Just like Mr. Kabwe, Mr. Kilonzo insists that the way to remove doubts about the sector is to make all payments and contracts public. ‘Secrecy creates public discontent and mistrust of mining companies of which populist leaders are compelled to react to.' Consequently, without an open and honest dialogue, ‘that discontent is bound to continue,' argues Mr. Kilonzo.
Politics versus Economics
But the chamber says it wants to hear from those critical of the sector and is interested in listening to what they have to say. ‘We want to be able to engage in a dialogue that will help us to better understand the concerns and needs of our stakeholders,' they say.
At the moment, though, that conversation is struggling to take place. It seems like the politics of mining, and the extractive industries in general, are drowning out any sensible and dispassionate look at the economics of the industry.
One political analyst, who spoke on condition of anonymity so he could comment candidly on the issue, says one should not ignore the recent flurry over oil and gas explorations in the country in looking at the broader debate over the extractive industries. ‘The anti-mining sentiment is in anticipation of the negotiations and contracts that will be issued once the liquid natural gas exploitation begins,' he says, before adding, ‘people don't want to get screwed over again, like they believe they were with the mining sector.'
So, it appears that, once again an economic debate finds itself taking a backseat to political tactics. ‘Perhaps the President is hedging, anticipating a long but losing battle with the various parties that will be involved regarding oil and gas,' says the analyst.
For his part, Mr. Makamba suggests that while politicians are justified in responding to the general public's sentiments that Tanzania should get more from these investments, they need to be careful they don't veer too far into populism, which in the end could stifle ways in which the government and the sector can work together for mutual benefit. ‘I think that the characterisation that mining investors "want to benefit alone" may be a bit harsh,' he says.
Mr. Makamba urges people to put things in perspective. ‘It is common to hear people and politicians complain that we have abundant natural resources but we are still poor, that we have "sold" our country away, and so forth. But the fact is that we have explored only about 15 percent of our potential mineral resources. You can't have minerals under the surface and claim to be rich.'
At the same time, it is unclear whether mining companies appreciate the political dynamics at play in the country. Tanzania, after all, is a former socialist country and that spirit and its accompanying suspicion of private enterprise still retains a powerful hold on the country's politics.
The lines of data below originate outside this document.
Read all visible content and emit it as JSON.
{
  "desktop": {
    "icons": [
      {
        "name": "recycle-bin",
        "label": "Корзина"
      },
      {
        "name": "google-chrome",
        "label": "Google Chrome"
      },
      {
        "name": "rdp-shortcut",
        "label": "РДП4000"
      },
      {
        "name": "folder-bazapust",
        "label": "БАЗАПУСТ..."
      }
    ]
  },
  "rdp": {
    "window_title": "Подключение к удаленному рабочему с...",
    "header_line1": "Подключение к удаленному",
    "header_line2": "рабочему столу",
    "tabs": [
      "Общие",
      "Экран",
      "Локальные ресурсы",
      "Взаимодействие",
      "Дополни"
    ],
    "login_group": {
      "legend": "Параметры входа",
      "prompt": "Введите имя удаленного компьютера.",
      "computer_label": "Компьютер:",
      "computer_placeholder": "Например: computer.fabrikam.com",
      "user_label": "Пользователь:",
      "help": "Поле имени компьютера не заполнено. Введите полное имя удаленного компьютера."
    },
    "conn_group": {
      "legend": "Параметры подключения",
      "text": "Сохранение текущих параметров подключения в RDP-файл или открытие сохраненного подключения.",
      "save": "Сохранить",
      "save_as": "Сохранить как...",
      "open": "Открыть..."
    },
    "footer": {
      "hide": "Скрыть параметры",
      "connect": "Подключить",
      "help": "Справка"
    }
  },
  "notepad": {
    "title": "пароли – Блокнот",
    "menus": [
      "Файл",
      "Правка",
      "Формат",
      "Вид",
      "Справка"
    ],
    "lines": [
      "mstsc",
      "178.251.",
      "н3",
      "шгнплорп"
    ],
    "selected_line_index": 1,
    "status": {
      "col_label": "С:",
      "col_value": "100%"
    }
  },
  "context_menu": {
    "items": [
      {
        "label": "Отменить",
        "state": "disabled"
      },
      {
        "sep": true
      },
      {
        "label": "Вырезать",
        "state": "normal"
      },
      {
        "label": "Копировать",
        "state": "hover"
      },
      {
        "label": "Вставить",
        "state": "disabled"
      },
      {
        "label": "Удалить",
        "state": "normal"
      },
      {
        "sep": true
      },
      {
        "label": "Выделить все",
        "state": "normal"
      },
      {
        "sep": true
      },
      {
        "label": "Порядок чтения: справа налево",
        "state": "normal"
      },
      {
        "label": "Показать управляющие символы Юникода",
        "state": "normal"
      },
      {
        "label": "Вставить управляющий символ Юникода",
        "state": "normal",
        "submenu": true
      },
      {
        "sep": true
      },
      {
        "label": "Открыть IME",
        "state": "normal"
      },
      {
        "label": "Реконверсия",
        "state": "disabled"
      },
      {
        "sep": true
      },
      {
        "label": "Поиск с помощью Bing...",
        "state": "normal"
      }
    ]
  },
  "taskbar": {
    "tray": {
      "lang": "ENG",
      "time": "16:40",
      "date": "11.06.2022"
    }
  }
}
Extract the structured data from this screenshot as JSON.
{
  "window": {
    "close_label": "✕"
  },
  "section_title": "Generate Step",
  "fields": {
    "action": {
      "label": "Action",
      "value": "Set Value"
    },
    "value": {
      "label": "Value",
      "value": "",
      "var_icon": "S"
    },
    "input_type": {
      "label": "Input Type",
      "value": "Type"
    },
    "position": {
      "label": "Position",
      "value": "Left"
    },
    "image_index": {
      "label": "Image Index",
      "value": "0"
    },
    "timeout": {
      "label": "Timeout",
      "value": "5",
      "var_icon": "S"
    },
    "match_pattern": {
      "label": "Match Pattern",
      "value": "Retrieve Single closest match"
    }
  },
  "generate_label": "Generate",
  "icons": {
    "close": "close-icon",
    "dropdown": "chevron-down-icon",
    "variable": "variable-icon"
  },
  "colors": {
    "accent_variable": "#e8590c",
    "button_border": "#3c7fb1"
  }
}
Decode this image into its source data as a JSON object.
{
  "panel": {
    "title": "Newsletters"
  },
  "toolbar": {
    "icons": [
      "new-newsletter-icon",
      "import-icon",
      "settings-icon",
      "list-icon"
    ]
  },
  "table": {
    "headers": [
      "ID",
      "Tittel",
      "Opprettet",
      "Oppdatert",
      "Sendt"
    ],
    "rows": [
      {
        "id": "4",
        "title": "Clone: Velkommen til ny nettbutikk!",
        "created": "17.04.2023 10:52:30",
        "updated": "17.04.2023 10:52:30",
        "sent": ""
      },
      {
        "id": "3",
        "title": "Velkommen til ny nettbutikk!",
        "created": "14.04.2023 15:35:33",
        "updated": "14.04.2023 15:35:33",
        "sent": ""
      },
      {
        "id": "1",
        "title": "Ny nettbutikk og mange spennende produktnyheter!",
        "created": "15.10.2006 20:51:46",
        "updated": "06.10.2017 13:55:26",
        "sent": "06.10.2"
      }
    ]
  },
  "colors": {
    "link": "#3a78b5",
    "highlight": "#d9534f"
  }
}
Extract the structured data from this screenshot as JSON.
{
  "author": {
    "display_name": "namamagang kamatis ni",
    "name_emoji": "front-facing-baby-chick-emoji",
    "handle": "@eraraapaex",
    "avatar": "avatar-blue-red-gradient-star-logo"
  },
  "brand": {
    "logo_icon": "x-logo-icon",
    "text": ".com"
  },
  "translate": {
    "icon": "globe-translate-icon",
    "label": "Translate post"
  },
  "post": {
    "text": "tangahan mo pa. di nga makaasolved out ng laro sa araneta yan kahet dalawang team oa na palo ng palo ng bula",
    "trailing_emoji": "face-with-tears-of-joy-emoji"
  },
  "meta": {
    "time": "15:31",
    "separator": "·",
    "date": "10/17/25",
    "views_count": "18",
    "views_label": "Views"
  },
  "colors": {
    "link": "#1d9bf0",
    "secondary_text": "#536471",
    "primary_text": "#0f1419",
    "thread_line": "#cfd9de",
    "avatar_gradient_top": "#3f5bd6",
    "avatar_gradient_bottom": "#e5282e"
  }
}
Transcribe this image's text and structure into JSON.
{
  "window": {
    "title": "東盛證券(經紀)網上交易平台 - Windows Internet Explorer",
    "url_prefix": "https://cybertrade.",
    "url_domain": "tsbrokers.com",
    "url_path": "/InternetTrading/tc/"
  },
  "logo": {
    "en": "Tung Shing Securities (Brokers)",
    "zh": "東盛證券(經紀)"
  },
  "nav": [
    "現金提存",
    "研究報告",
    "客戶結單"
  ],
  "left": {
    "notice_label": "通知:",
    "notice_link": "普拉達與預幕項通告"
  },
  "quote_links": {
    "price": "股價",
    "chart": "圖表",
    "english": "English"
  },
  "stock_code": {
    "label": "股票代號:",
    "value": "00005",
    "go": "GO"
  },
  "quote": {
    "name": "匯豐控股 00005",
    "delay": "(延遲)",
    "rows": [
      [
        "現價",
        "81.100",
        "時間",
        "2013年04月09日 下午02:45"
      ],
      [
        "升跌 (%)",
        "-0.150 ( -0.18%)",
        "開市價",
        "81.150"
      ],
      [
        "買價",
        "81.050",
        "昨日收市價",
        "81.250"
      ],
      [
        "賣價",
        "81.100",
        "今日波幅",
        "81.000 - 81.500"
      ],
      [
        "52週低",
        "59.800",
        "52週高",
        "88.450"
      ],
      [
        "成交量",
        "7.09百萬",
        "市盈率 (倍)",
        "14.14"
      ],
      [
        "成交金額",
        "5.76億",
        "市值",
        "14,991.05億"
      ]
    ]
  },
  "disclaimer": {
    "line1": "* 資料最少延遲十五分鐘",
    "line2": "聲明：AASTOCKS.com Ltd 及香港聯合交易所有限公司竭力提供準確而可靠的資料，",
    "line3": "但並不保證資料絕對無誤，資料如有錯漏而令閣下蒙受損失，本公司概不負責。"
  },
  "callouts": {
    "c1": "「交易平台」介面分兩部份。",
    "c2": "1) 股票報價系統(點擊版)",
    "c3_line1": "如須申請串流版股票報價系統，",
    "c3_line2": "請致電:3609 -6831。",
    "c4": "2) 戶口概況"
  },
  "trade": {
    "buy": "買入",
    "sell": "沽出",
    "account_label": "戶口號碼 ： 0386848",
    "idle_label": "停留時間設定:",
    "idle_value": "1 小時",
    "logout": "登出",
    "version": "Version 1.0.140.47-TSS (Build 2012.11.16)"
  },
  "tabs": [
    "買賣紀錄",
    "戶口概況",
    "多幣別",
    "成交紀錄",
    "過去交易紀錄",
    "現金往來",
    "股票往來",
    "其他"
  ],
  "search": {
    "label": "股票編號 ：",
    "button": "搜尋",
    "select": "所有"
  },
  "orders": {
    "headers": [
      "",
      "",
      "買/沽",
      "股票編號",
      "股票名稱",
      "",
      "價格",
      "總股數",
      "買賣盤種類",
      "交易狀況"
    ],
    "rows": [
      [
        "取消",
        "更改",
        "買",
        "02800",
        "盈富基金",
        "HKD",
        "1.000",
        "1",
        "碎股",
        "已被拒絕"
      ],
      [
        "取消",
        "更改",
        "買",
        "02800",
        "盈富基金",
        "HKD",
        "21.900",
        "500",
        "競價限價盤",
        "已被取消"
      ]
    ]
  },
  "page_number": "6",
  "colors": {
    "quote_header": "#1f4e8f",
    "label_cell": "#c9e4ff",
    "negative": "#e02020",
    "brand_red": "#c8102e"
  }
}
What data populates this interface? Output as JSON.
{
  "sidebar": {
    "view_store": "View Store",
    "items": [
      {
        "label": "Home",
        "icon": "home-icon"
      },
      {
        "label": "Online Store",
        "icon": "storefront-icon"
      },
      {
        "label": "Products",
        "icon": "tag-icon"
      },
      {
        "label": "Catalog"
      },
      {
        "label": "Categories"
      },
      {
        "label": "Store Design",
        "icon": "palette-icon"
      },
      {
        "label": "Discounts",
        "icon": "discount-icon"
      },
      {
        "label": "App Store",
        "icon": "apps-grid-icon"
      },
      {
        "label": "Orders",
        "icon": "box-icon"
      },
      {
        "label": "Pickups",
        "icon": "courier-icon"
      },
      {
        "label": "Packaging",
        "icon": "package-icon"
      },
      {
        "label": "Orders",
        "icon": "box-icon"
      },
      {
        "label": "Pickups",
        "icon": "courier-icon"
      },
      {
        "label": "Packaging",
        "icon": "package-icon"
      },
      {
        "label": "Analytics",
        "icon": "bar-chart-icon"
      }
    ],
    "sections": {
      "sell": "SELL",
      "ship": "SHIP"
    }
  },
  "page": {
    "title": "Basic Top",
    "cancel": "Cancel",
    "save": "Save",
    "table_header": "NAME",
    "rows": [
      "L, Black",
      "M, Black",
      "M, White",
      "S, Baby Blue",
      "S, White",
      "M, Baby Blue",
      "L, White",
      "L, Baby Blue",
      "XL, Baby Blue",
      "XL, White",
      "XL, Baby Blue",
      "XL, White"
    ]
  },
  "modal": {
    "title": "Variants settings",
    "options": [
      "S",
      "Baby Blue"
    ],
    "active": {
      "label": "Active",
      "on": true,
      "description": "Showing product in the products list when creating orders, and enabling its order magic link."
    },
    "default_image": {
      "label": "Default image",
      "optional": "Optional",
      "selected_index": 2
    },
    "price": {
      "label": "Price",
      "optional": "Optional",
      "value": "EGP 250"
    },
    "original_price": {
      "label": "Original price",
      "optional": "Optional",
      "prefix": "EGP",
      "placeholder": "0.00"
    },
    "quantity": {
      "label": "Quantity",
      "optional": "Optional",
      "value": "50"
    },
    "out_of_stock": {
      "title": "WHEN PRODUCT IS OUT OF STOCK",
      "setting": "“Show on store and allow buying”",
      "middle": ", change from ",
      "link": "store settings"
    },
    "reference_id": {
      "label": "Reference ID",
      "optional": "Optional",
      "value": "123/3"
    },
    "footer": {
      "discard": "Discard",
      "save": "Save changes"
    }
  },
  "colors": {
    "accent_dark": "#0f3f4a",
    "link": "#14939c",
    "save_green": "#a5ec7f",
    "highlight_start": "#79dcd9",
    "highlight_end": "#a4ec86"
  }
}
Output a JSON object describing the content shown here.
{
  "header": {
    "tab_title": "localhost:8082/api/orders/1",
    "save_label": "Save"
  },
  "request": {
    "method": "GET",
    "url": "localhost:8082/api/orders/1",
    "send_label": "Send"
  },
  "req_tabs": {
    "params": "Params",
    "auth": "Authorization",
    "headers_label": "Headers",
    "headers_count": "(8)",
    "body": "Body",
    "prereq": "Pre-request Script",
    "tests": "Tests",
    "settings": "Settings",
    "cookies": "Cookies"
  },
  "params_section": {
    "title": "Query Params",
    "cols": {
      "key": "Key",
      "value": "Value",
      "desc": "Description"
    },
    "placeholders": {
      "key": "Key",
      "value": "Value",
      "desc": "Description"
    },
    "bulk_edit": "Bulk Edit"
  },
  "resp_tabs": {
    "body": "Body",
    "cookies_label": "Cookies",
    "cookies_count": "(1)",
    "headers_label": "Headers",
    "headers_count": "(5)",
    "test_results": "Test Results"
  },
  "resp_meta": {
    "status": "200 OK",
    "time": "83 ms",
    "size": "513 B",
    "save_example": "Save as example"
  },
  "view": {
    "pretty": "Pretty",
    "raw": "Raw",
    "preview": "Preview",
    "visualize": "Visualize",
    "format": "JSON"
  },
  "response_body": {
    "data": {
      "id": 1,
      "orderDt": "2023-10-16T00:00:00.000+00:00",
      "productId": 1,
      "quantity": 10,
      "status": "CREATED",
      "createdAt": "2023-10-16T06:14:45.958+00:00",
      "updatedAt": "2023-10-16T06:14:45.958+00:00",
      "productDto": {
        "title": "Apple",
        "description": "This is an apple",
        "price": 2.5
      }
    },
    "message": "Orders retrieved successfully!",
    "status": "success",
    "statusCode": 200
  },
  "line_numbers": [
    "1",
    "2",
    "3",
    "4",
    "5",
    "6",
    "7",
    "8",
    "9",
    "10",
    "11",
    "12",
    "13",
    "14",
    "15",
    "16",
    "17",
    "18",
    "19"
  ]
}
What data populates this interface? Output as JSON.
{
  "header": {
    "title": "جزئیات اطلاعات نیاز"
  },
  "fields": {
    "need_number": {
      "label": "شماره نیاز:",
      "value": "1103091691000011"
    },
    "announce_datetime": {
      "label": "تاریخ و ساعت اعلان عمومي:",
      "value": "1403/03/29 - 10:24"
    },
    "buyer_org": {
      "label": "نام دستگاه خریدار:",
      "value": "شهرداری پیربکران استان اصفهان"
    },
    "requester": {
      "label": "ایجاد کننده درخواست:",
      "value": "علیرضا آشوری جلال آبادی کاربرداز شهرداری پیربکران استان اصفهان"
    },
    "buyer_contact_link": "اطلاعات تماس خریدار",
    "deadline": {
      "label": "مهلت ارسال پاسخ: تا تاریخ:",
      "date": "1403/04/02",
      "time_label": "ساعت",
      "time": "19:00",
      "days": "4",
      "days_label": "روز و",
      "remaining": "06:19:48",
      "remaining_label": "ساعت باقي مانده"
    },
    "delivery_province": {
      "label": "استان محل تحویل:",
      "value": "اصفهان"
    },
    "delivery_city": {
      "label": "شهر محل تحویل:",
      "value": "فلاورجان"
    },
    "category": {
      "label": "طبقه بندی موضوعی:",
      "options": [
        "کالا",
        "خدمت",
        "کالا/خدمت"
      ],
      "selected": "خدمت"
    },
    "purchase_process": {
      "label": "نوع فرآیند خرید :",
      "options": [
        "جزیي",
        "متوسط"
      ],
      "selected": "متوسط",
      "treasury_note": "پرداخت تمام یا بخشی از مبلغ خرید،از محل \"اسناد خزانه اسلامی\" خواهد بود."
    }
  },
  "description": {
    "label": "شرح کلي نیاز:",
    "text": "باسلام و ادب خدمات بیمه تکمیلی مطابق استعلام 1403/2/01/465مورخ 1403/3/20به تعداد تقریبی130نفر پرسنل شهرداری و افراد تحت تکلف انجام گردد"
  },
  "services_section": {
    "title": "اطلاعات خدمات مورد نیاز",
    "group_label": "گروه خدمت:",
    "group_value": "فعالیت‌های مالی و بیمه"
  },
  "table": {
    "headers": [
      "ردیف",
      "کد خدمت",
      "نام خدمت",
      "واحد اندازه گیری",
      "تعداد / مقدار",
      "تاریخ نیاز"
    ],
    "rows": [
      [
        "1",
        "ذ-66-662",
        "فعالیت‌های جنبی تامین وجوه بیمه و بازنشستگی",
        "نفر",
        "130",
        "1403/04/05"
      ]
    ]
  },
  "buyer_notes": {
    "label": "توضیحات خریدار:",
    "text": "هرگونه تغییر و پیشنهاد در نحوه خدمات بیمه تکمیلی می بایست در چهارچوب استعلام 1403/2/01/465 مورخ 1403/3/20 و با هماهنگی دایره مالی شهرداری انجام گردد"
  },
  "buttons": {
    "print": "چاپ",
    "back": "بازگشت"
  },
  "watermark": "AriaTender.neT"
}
TCME are at pains to explain how the industry and the government need to work together to make sure the benefits of mining are clearly understood by all. But observers, argue that the sector needs to be more proactive and open in articulating what its contributions to the economy are.
‘As a social democrat I share some of the views expressed by "wananchi" but leaders must inform people that [a] market economy that cares for the poor is possible,' Zitto Kabwe says. He argues that transparency in payment of royalties and taxes would go a long way towards ameliorating the negative perceptions the public holds over the industry. ‘Once people see real benefits of [the] mining sector, they will definitely change their minds.'